[Data for analysis — start]

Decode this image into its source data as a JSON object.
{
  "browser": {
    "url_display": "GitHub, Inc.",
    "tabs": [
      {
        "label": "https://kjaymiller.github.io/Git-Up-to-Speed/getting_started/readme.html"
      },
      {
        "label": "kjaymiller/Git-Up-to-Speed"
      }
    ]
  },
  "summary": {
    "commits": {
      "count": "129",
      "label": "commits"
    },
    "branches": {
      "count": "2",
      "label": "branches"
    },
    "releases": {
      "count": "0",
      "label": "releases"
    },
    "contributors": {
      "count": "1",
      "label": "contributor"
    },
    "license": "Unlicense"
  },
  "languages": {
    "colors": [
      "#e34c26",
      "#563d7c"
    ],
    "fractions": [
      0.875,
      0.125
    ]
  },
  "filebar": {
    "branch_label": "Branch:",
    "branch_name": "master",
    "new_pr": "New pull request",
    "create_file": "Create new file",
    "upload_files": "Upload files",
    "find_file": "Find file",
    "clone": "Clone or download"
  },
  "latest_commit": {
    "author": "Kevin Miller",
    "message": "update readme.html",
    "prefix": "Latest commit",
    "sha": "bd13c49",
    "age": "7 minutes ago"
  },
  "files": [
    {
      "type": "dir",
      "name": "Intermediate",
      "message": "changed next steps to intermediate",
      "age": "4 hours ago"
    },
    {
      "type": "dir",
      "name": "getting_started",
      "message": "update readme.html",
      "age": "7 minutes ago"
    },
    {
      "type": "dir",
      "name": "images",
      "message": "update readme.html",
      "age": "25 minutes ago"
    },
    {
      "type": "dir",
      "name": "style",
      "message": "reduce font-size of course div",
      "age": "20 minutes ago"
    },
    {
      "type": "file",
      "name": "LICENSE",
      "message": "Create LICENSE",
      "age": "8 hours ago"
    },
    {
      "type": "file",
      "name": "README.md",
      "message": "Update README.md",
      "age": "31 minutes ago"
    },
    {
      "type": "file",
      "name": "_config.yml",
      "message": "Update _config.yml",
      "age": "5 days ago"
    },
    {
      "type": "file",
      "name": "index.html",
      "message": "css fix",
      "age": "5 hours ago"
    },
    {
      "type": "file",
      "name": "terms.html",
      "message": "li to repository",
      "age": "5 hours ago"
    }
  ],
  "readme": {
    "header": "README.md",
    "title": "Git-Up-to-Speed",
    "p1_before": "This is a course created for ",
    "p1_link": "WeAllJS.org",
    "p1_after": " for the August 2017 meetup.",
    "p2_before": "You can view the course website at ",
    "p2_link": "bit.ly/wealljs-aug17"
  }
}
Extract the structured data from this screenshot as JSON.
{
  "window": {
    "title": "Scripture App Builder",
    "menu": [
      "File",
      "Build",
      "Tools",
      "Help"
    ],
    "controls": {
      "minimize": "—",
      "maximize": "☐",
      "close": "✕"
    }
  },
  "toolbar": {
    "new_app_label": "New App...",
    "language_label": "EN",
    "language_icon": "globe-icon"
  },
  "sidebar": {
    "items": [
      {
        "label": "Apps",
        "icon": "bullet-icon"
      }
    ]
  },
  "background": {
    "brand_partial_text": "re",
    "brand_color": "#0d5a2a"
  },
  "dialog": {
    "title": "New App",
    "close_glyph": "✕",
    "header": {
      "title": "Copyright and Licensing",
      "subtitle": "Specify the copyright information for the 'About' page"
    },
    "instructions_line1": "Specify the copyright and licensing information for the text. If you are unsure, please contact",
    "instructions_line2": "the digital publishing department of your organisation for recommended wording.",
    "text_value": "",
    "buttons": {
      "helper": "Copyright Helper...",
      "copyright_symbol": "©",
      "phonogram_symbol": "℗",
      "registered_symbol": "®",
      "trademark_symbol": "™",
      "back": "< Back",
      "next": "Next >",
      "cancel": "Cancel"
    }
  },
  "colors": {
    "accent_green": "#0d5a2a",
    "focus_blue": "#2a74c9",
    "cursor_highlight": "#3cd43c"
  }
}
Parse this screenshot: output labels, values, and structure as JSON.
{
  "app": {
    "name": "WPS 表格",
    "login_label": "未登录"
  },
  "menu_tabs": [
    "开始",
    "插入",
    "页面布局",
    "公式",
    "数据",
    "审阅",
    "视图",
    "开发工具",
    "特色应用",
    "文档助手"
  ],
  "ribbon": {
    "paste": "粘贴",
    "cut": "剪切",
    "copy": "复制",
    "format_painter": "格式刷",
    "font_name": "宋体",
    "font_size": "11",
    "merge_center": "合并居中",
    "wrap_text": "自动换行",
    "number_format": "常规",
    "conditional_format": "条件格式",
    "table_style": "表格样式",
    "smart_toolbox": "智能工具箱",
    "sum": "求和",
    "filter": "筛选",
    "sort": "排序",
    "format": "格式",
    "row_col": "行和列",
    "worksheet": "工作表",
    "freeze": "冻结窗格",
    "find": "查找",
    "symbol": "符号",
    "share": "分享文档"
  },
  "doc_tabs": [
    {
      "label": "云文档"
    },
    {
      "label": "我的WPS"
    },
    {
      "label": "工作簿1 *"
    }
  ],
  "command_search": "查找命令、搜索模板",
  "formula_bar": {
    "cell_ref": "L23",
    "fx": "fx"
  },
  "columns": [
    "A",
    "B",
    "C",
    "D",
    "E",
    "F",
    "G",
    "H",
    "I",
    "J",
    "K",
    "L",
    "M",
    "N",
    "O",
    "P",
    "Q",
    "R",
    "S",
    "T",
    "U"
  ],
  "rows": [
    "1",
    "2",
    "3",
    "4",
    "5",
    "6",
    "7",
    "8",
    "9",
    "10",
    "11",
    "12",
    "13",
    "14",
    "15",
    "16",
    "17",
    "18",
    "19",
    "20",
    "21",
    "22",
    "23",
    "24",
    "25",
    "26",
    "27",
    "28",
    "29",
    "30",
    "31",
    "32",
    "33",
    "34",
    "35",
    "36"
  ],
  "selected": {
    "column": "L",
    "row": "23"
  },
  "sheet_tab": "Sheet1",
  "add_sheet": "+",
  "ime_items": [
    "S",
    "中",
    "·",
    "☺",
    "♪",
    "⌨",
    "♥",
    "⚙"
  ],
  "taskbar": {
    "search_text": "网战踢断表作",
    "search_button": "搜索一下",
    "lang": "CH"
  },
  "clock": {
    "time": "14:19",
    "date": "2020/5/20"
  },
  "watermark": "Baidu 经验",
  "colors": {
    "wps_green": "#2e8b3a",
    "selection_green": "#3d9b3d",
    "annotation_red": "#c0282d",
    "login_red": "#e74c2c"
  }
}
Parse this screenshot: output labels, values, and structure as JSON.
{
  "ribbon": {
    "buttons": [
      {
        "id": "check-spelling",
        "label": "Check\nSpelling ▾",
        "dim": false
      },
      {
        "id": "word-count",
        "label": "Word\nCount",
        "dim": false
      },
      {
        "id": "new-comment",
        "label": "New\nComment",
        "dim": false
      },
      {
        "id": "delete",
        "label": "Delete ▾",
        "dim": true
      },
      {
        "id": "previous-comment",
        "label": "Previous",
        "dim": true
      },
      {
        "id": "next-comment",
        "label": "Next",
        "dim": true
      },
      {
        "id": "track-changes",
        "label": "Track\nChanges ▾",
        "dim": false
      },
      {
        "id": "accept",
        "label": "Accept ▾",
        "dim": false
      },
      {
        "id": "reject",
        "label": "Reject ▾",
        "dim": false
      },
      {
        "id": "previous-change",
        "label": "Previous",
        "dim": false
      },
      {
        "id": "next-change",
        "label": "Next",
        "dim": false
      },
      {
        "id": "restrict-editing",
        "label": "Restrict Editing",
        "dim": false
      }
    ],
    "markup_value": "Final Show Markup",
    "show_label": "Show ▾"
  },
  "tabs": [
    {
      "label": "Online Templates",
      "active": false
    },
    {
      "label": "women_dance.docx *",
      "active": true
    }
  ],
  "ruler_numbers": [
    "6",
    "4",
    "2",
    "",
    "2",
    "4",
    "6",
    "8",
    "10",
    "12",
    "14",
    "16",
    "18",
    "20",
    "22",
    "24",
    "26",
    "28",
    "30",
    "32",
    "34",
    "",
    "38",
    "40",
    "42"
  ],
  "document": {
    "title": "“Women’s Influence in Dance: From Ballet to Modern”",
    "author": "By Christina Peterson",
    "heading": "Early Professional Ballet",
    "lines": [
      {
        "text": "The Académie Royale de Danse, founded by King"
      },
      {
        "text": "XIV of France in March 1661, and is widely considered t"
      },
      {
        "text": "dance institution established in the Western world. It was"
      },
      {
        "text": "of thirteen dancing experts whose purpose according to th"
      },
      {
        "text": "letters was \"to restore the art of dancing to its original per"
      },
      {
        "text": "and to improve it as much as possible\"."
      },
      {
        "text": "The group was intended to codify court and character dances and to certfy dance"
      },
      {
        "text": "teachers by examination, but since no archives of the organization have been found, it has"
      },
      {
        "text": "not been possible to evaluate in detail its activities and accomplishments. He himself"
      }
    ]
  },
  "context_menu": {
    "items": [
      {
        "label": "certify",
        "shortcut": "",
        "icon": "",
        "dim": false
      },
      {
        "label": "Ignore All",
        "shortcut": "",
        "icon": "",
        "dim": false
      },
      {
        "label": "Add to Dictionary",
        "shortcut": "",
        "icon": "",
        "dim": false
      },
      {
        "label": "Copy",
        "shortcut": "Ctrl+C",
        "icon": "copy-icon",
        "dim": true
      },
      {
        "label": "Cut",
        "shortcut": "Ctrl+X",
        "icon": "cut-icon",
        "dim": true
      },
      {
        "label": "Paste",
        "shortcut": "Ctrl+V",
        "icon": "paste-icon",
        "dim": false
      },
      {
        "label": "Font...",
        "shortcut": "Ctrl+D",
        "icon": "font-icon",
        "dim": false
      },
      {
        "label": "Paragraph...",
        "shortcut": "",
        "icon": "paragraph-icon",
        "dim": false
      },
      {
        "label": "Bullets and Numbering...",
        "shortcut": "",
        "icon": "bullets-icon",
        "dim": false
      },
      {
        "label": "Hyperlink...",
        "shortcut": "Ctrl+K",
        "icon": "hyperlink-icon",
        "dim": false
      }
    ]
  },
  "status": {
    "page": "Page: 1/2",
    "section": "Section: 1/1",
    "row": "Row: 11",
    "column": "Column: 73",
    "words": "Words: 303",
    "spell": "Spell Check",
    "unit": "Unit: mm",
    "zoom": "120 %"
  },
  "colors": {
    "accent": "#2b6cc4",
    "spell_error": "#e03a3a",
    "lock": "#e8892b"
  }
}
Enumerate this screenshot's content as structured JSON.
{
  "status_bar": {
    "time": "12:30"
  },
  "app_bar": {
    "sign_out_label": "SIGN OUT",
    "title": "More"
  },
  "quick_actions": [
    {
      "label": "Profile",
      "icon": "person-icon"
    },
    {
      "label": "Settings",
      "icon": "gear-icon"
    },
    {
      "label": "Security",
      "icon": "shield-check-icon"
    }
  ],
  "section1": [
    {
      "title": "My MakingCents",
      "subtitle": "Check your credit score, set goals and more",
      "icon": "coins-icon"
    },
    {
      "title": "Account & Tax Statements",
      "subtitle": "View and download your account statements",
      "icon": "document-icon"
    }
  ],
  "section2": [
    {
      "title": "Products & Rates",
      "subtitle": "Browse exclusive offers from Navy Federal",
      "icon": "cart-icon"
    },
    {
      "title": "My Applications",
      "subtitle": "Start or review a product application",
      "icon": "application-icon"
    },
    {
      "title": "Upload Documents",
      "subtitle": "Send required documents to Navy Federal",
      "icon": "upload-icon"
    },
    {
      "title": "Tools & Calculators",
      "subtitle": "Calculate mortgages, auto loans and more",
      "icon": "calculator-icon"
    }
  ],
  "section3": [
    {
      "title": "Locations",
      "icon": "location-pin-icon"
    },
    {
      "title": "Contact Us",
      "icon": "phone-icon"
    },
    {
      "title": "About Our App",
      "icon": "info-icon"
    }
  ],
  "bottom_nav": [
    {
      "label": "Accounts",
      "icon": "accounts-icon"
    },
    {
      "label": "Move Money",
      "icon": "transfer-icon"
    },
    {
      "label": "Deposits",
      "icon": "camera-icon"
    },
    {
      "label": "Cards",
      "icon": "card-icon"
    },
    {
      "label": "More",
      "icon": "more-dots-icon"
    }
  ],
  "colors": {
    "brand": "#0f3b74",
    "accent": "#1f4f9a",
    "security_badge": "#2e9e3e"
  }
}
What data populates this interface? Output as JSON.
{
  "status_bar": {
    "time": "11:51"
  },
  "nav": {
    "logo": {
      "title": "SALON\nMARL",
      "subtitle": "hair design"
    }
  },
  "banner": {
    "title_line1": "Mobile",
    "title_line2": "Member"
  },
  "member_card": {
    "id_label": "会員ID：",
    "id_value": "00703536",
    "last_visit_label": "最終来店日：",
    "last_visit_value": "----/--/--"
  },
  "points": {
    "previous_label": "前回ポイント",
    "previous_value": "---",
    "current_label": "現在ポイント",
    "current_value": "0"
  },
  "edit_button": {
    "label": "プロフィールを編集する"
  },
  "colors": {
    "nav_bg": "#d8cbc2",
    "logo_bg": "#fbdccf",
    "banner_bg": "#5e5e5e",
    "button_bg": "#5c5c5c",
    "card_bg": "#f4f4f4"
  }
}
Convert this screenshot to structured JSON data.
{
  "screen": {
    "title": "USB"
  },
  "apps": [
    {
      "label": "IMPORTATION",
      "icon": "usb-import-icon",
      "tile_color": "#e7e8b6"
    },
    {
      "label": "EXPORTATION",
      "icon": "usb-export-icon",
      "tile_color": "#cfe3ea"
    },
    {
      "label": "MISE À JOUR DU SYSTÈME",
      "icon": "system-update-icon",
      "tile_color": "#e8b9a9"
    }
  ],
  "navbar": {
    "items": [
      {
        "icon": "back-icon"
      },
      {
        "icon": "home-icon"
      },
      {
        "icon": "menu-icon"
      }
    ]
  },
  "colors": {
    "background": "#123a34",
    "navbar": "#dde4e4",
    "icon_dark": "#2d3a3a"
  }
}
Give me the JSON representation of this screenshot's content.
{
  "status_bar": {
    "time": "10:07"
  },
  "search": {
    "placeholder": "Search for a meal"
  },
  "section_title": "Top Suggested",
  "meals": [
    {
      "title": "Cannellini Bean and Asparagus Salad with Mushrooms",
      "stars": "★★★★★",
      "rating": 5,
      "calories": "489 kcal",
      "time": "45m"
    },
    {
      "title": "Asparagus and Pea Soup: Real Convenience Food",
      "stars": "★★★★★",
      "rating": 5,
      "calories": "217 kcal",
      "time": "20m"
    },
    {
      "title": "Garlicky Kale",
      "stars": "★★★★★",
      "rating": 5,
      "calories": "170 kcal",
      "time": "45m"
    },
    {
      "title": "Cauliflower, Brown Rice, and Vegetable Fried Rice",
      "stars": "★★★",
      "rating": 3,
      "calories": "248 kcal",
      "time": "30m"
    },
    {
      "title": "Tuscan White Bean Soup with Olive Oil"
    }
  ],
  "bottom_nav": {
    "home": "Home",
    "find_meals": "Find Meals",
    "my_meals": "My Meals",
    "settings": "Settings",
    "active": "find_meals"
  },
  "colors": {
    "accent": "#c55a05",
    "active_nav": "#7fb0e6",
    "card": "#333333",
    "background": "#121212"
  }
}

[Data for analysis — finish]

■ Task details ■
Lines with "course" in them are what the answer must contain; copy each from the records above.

■ Your response ■
      "message": "reduce font-size of course div",
    "p1_before": "This is a course created for ",
    "p2_before": "You can view the course website at ",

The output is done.